• [Exercise description]: Search the listing below for the word "Database" and copy each line where it appears.

• [Extracted entries]:
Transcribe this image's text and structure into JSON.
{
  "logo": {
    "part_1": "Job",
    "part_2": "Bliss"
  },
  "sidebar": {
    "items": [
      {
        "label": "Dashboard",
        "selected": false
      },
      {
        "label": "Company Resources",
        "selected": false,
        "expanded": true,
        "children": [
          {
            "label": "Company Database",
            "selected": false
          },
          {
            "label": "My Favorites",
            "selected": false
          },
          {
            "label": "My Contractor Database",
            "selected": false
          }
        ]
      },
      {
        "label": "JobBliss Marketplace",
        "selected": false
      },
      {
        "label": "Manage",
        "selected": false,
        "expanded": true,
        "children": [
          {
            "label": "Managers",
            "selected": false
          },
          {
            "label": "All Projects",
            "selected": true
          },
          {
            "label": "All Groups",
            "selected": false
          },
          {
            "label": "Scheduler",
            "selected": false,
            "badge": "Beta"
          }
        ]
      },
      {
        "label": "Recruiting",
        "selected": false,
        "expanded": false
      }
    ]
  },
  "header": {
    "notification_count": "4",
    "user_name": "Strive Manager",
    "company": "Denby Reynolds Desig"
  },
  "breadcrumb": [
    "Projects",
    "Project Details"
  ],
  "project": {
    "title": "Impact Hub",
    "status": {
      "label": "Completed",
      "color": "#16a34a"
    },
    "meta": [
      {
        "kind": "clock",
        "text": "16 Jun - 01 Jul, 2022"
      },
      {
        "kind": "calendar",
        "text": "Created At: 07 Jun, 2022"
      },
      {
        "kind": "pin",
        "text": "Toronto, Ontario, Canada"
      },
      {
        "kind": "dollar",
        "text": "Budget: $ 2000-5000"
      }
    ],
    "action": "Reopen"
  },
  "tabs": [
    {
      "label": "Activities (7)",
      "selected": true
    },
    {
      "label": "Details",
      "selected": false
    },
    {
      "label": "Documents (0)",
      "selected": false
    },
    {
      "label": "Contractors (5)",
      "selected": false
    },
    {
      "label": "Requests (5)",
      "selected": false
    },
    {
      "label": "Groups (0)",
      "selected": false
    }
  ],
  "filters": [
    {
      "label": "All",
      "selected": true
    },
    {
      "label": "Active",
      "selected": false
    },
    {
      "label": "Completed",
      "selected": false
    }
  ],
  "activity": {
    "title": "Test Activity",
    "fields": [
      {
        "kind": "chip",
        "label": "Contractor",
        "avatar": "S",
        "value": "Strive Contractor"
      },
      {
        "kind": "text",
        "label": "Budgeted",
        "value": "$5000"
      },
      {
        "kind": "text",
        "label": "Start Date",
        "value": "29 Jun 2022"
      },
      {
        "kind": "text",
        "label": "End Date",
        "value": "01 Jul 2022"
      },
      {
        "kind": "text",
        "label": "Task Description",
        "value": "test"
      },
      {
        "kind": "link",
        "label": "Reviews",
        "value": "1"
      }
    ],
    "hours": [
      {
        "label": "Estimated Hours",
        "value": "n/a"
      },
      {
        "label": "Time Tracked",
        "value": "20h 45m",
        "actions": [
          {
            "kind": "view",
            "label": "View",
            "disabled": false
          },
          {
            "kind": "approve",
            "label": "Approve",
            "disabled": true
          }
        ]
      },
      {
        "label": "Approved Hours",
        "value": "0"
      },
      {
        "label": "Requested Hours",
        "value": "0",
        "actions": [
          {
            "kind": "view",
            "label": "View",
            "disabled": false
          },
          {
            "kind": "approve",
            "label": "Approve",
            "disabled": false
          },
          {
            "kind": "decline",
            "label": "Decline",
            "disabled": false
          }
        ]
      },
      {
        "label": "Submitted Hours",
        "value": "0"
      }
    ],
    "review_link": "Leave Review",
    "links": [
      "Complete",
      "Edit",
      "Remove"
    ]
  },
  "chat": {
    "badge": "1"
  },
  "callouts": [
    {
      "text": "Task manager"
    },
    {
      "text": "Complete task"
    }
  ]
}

• [Exercise result]:
            "label": "Company Database",
            "label": "My Contractor Database",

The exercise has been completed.